It didn’t take long for The Country Mouse to start causing trouble. The village that reared and programmed him found his affectations to be troubling. He not only saw through, but then wore the Emperor’s Clothes, and cavorted with Black Sheep and Spoke Truth to power any chance he could get. While he chewed on a piece of straw and could dress the part on Sunday, he did so with a sense of irony and disdain, and terrified the villagers as he challenged them with words he assembled himself.
Without making a public decry or consensus, the villagers began brushing The Country Mouse’s whiskers, outlining a perimeter in which he was not welcome. It didn’t take long before the entire village was forbidden, and as The Mouse looked at rolling hills, beautiful forrest, mountains and valleys and deer and rabbits and woodchucks and hippopotamuses and wood elves and robins and salmon and rivers and beautiful houses, he knew that he had lost something that he could never retrieve. The Country Mouse sent a letter to his mother, hoping that he could mend the fence he’d destroyed, and return to tending the chores, but again his words terrified her, and it was clear that The Country had no place for this mouse.
The Country Mouse had heard tale of a place where everything was done differently, where electricity and money and concrete and offices and three piece suits had conspired to create a place of art and culture and wonder and magic. Cars quickly criss-crossed the surfaces as artists screamed above the din of The City. Clubs pulsed and beat with a rhythm unmatched by The Country, and everywhere the smell of animals in heat and the defection of monied people filled the air. There was a terseness to the delivery of language, a sense that you were constantly being sized up by everything and everyone. The Country mouse set out to find this place, to make his fortune among the hard edge, unforgiving City.
The Country Mouse put on some clothes and studied hard. He followed the mice he encountered, tracing their paths and eating where they eat. Every surface was shiny, and every person looked beautiful. The sounds he heard were so incredible, he begged to hear more, and in galleries there were masterpieces, in theaters the greatest dramas. Large buildings contained more books than he could even imagine, and he could sit and leaf through any of them. Behind every corner was some fascinating thing, from the very buildings he sat in, to the clothes that he put on his back. The Country Mouse paid close attention, and after much studying he found he could speak so much like a City Mouse that it was hard to know when he no longer had to pretend.

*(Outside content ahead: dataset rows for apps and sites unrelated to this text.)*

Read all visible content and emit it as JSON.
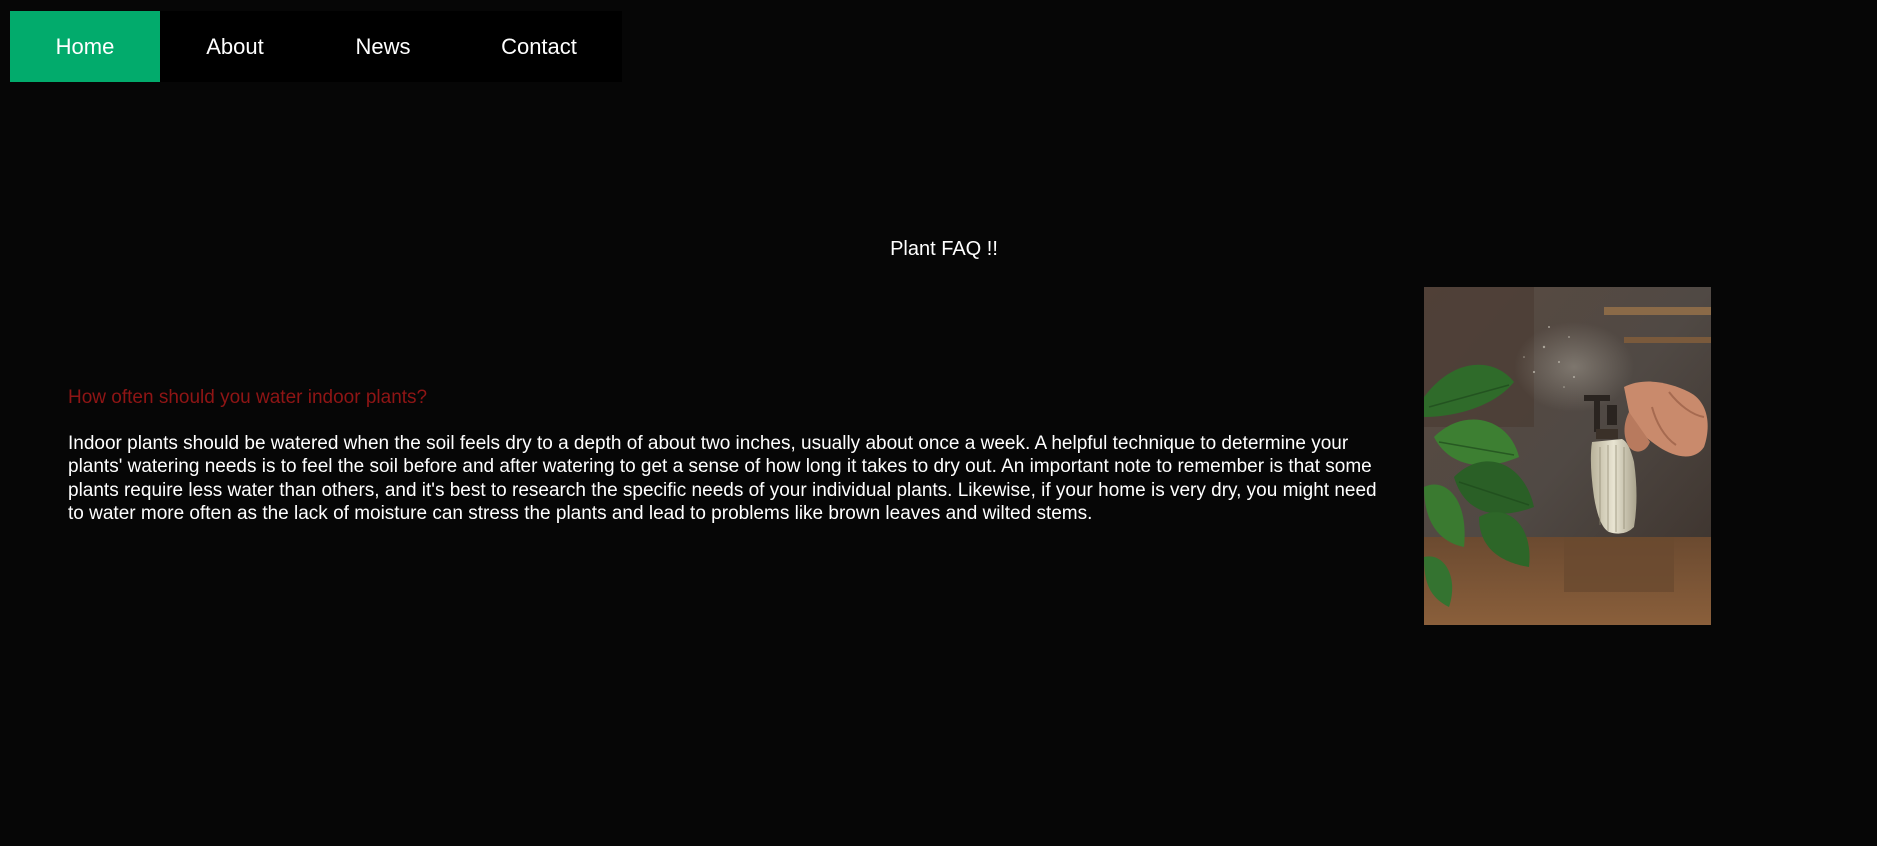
{
  "nav": {
    "items": [
      {
        "label": "Home",
        "active": true
      },
      {
        "label": "About",
        "active": false
      },
      {
        "label": "News",
        "active": false
      },
      {
        "label": "Contact",
        "active": false
      }
    ],
    "active_color": "#02ab6c"
  },
  "main": {
    "title": "Plant FAQ !!",
    "question": "How often should you water indoor plants?",
    "answer": "Indoor plants should be watered when the soil feels dry to a depth of about two inches, usually about once a week. A helpful technique to determine your plants' watering needs is to feel the soil before and after watering to get a sense of how long it takes to dry out. An important note to remember is that some plants require less water than others, and it's best to research the specific needs of your individual plants. Likewise, if your home is very dry, you might need to water more often as the lack of moisture can stress the plants and lead to problems like brown leaves and wilted stems."
  },
  "colors": {
    "background": "#060606",
    "question": "#8f1515",
    "text": "#ffffff"
  }
}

For many years The Country Mouse lived like this, taking on work here or there, and for a long time he felt he had been successful. Where once he kept a few simple garments, he now had closets so full he could never wear it all. Around his he amassed piles of films and comics and books and albums, and the stacks were so high that he could no longer reach the top or the bottom. He ate and drank every manner of poison and so-called food he could find, but every feeling was only fleeting, leaving him feeling no better than he had before. He followed the same paths, every day, for 20 years straight, and every time he was shocked to see that the shiny surfaces had not changed at all, so much so that they became invisible.
Eventually the City Mice decided that the only way to fix the City was to double the costs of everything. The Country Mouse could no longer get new books and albums, and he could no longer fit into his small room. The cost of traveling the well worn route was too much for him to travel it, and the food around him was more and more with each passing day. The City was a bright and shiny place, full of incredible wonders and strange things to do. But none of it was worth anything with no one could afford it.
So, The Country Mouse sold his belongings, and gave up his new life. But as he traveled back down the road to The Country, it was clear that his time in The City had left a mark upon him. He spoke a little too clearly, and had more than a few garments to wear when he went foraging. He told stories of the things he had learned from books, and saw on TVs, and seemed to long for that world more than the one he was in now. He was viewed with suspicion and concern, and it was clear that he did not belong.
The Country Mouse settled down and sat with the notion that he did not fit in. And together, they failed to raise a family, and cultivated nervous ticks that culminated in occasional, nonsensical outbursts.
The Country Mouse and The City Mouse were, now, both unhappy.